To tie your design together, choose one focus for your Homepage, and add that as your call to action. First place your text, then a button that you want people to click on. This will direct your visitors attention.
To style your call to action, make the button itself pop off the page, either with a sleek outline or in full color. Use one of your font choices, and one of your colors mentioned above, to make this text and button flow with your design.
One downfall that exists on a lot of websites is minimal text, text intended only for friends, or someone you already know. To create a website that’s truly professional, add information that is suitable for different audiences.
One good way to handle this is to include a blog for news right on your Homepage. You can update it with text and images regularly (keeping in mind your color scheme). Set it into a modern, tiled layout, or add summaries to keep things from getting too long on the page.
This type of content will hook new fans, and keep previous ones coming back to see what is new. You’ll also want to be sure you have enough professionally curated substance for industry folks checking you out.
This mean using your short bio, plus your very best live tracks, video, and quotes on a press kit page.
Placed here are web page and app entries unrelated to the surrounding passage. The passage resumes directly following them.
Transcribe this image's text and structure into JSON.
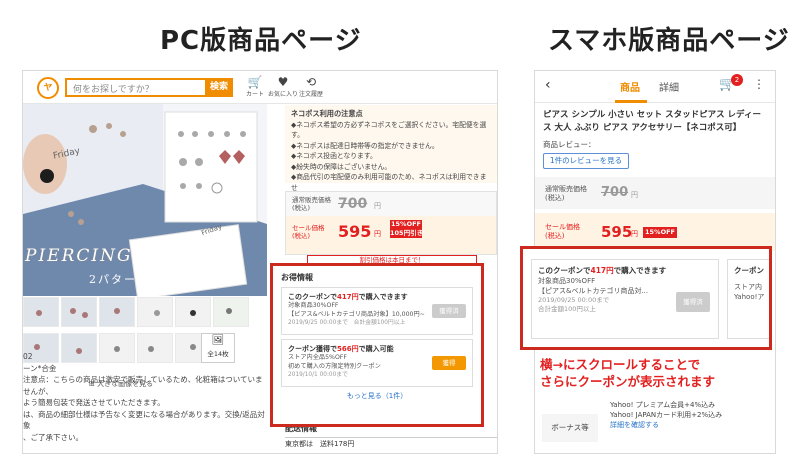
{
  "headings": {
    "pc": "PC版商品ページ",
    "sp": "スマホ版商品ページ"
  },
  "pc": {
    "header": {
      "logo": "ヤ",
      "search_placeholder": "何をお探しですか？",
      "search_button": "検索",
      "icons": [
        {
          "icon": "cart-icon",
          "glyph": "🛒",
          "label": "カート"
        },
        {
          "icon": "heart-icon",
          "glyph": "♥",
          "label": "お気に入り"
        },
        {
          "icon": "history-icon",
          "glyph": "⟲",
          "label": "注文履歴"
        }
      ]
    },
    "hero": {
      "friday": "Friday",
      "piercing": "PIERCING",
      "pattern": "2パターン",
      "friday2": "Friday"
    },
    "thumbs": {
      "more_count": "全14枚",
      "more_icon": "🖼",
      "enlarge": "⊞ 大きな画像を見る"
    },
    "lower_text": [
      "02",
      "ーン*合金",
      "注意点：こちらの商品は激安で販売しているため、化粧箱はついていませんが、",
      "よう簡易包装で発送させていただきます。",
      "は、商品の細部仕様は予告なく変更になる場合があります。交換/返品対象",
      "、ご了承下さい。"
    ],
    "notice": {
      "title": "ネコポス利用の注意点",
      "lines": [
        "◆ネコポス希望の方必ずネコポスをご選択ください。宅配便を選",
        "す。",
        "◆ネコポスは配達日時帯等の指定ができません。",
        "◆ネコポス投函となります。",
        "◆紛失時の保障はございません。",
        "◆商品代引の宅配便のみ利用可能のため、ネコポスは利用できませ"
      ]
    },
    "price": {
      "normal_label": "通常販売価格\n(税込)",
      "normal_value": "700",
      "yen": "円",
      "sale_label": "セール価格\n(税込)",
      "sale_value": "595",
      "off_badge": "15%OFF\n105円引き",
      "discount_note": "割引価格は本日まで！"
    },
    "coupons": {
      "title": "お得情報",
      "items": [
        {
          "head_pre": "このクーポンで",
          "head_amount": "417円",
          "head_post": "で購入できます",
          "desc1": "対象商品30%OFF",
          "desc2": "【ピアス&ベルトカテゴリ商品対象】10,000円~",
          "date": "2019/9/25 00:00まで　合計金額100円以上",
          "button": "獲得済",
          "state": "done"
        },
        {
          "head_pre": "クーポン獲得で",
          "head_amount": "566円",
          "head_post": "で購入可能",
          "desc1": "ストア内全品5%OFF",
          "desc2": "初めて購入の方限定特別クーポン",
          "date": "2019/10/1 00:00まで",
          "button": "獲得",
          "state": "get"
        }
      ],
      "more": "もっと見る（1件）"
    },
    "delivery": {
      "title": "配送情報",
      "line": "東京都は　送料178円"
    }
  },
  "sp": {
    "topbar": {
      "back": "‹",
      "tab_product": "商品",
      "tab_detail": "詳細",
      "cart_count": "2",
      "menu": "⋮"
    },
    "title": "ピアス シンプル 小さい セット スタッドピアス レディース 大人 ふぶり ピアス アクセサリー【ネコポス可】",
    "review_label": "商品レビュー：",
    "review_button": "1件のレビューを見る",
    "price": {
      "normal_label": "通常販売価格\n(税込)",
      "normal_value": "700",
      "yen": "円",
      "sale_label": "セール価格\n(税込)",
      "sale_value": "595",
      "off_badge": "15%OFF"
    },
    "coupons": [
      {
        "head_pre": "このクーポンで",
        "head_amount": "417円",
        "head_post": "で購入できます",
        "desc1": "対象商品30%OFF",
        "desc2": "【ピアス&ベルトカテゴリ商品対...",
        "date1": "2019/09/25 00:00まで",
        "date2": "合計金額100円以上",
        "button": "獲得済"
      },
      {
        "head_pre": "クーポン",
        "desc1": "ストア内",
        "desc2": "Yahoo!ア"
      }
    ],
    "bonus": {
      "label": "ボーナス等",
      "line1": "Yahoo! プレミアム会員+4%込み",
      "line2": "Yahoo! JAPANカード利用+2%込み",
      "link": "詳細を確認する"
    }
  },
  "annotation": "横→にスクロールすることで\nさらにクーポンが表示されます",
  "colors": {
    "accent": "#f08c00",
    "sale_red": "#e32020",
    "highlight_border": "#cc2a1f",
    "link": "#2672c9"
  }
}
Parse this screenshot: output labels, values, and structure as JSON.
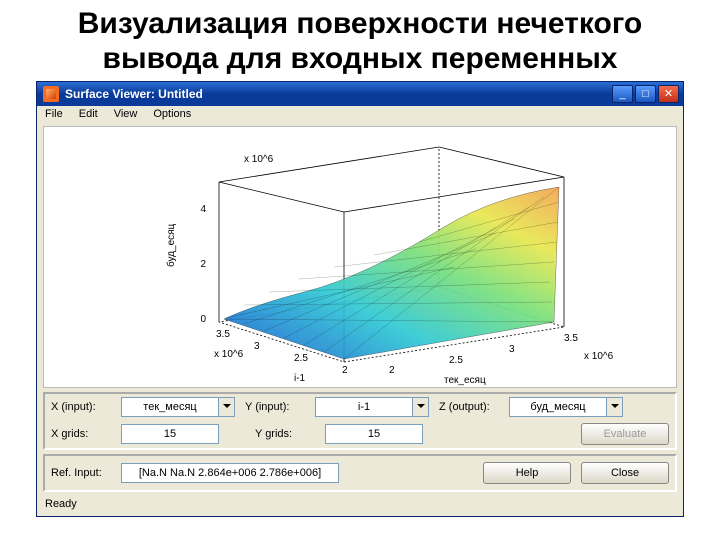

Need some inspiration on how to lay that out and make it look great? Check out these electronic press kit examples.
Throughout your website, you should keep your own personal voice. This goes for both the look and feel as well of the design, as well as the conversation itself. Your story should show to your website visitors within seconds of looking at your website.
If you are light-hearted and funny, or if you are more serious and your music reflects this - use that same tone in writing your bio, in showcasing your photos, and in describing your music.
Make sure all of your text on your website is written with the aim of communicating, rather than solely promoting yourself. Keep things genuine, and it will have better chance of creating a lasting effect.
With all of these design tips, don’t forget one of the most important things about creating a great music website design: adding a prominent music player!
Make sure you’ve got a music player on every page, or at least on your Homepage and Music pages. Chances are if someone is visiting your website, they will want to hear a sample of your music. Make it easy for them - and make the music player stylish by choosing a button that’s square or round, outlined or solid, and match your other website colors.
You can also sell tickets or band merch online, commission-free, making sure both of these things stand out on their respective pages. Use a font that’s simple to read, especially on pages like a Store page where you want to encourage sales for potentially lots of items.
Now that you have an idea of the content you should be using, and how to create it, make sure your design choices also reflect who you are as a musician. A clean layout, beautiful imagery, plus colors that work well together will wrap up your text and photos into a neat but professional website package.
Melanie Kealey is an artist manager, blogger, and support manager at musician website and marketing platform Bandzoogle.